Dyson, P.A., Kelly, T., Deakin, T., Duncan, A., Frost, G., Harrison, Z., Khatri, D., Kunka, D., McArdle, P., Mellor, D., Oliver, L. & Worth, J. 2011, "Diabetes UK evidence-based nutrition guidelines for the prevention and management of diabetes", Diabet Med, vol. 28, pp. 1282-1288.
European Food Safety Authority (2010) Scientific opinion on dietary reference values for carbohydrates and dietary fibre. EFSA Panel on Dietetic Products, Nutrition and Allergies. EFSA Journal 2010; 8(3):1462.
False Alarms and Pseudo-Epidemics: The Limitations of Observational Epidemiology. Grimes D, Schulz K F (2012) Obstetrics & Gynecology 120: 920-927.

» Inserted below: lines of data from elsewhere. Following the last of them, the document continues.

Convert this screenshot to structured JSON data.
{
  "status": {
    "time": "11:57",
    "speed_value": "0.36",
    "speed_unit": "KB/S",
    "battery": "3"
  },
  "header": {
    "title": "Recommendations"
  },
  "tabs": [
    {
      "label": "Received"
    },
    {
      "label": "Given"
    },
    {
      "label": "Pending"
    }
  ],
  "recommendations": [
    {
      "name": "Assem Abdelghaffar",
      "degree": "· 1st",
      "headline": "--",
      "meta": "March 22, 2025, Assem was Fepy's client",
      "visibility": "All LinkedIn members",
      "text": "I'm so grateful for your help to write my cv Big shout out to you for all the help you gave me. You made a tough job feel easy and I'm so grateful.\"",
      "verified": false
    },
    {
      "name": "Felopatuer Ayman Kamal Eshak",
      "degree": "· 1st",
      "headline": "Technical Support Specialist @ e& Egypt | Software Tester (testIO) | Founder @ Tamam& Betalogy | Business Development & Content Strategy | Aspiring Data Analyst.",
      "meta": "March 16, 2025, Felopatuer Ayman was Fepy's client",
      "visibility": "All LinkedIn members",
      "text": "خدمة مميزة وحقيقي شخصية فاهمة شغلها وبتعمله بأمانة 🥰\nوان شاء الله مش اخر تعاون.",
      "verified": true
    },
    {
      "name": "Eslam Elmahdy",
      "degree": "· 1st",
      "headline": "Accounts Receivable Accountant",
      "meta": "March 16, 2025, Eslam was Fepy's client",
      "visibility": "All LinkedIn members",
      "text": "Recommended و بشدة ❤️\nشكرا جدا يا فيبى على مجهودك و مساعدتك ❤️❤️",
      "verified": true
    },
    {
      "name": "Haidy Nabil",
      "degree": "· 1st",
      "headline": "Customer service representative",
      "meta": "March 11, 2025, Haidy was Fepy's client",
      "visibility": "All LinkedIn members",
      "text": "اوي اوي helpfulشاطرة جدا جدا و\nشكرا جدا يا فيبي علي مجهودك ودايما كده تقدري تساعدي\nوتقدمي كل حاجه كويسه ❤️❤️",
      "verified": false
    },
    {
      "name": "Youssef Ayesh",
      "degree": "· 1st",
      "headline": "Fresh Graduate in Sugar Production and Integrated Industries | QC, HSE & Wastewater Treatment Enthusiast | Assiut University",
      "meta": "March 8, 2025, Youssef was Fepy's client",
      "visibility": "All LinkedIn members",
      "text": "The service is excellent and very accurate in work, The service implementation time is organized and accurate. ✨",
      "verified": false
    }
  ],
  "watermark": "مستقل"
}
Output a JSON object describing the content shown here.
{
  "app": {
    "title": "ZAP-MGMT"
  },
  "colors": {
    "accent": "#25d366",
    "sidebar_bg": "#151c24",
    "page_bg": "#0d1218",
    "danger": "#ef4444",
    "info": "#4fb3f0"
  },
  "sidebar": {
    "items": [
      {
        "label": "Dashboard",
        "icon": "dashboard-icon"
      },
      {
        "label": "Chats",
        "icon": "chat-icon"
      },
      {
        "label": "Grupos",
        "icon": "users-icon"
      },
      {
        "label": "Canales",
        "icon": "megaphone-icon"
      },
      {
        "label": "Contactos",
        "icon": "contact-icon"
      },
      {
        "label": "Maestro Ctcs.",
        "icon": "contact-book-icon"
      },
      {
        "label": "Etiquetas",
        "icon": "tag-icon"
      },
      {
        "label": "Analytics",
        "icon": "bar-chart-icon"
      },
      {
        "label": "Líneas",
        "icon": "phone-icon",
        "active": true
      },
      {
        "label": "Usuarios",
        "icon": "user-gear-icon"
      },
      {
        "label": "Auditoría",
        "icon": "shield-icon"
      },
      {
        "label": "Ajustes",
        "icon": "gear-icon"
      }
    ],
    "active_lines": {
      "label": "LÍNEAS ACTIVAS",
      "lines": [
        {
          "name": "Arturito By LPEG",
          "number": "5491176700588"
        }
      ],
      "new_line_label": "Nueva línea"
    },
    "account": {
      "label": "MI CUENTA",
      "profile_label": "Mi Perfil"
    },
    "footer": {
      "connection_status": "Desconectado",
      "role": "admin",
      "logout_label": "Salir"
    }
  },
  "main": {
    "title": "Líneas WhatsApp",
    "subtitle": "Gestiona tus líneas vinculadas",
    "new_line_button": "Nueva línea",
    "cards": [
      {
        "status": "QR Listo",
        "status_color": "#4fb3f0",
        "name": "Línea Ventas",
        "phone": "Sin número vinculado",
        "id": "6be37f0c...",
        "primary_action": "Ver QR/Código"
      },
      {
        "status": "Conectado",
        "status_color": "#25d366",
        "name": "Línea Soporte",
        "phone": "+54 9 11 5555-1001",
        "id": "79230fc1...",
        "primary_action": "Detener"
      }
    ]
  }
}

Food and Nutrition Board, Institute of Medicine of the National Academies (2005) Dietary Reference Intakes for energy, carbohydrate, fiber, fat, fatty acids, cholesterol, protein, amino acids (macronutrients). The National Academies Press. Washington, DC.
Ioannidis JPA (2005) Why Most Published Research Findings Are False. PLoS Med 2(8): e124. DOI:10.1371/journal.pmed.0020124. Available at: http://www.plosmedicine.org/article/info:doi/10.1371/journal.pmed.0020124 (accessed 25 March 2013).
Te Morenga (2013) Te Morenga L, Mallard S, Mann JM (2012) Dietary sugars and body weight: systematic review and met-analyses of randomised controlled trials and cohort studies. British Medical Journal BMJ 2012:345:e7492 doi: 10.1136/bmj.e7492
WHO/FAO (2003) “Diet, nutrition and the prevention of chronic diseases” Report of a Joint FAO/WHO Expert Consultation. WHO Technical Report Series 916. WHO Geneva, Switzerland.
Young SS and Carr A (2011) Deeming, data and observational studies. A process out of control and needing fixing. Significance. September 2011:116-120.
Competing interests: R C Cottrell is an employee of the World Sugar Reserch Organisation, a non-profit scientific research organisation funded by the sugar industry.
I concur with Malhotra's comment about both added-sugar's toxicity and Food industry's escape strategies. However, I disagree with Malhotra's assertion that the role of physical activity in the obesity epidemic is overemphasized. Beside a lack of physical activity, sedentary behaviors dramatically increase (1) and can explain a great part of the increasing prevalence of obesity and related diseases (2). Even if we can deplore that toxic food producers are allowed to use sporting events as marketing tools, the critical role of sedentary life style in the obesity epidemic will never be overemphasized.
(1)Kohl 3rd HW, Craig CL,Lambert EV,Inoue S, Alkandari JR,Leetongin G, Kahlmeier S. The pandemic of physical inactivity: global action for public health.Lancet 2012;380:294–305
(2)Charansonney O, Despres JP. Disease prevention-should we target obesity or sedentary lifestyle? Nat. Rev. Cardiol. 2010;7:468–472
Competing interests: No competing interests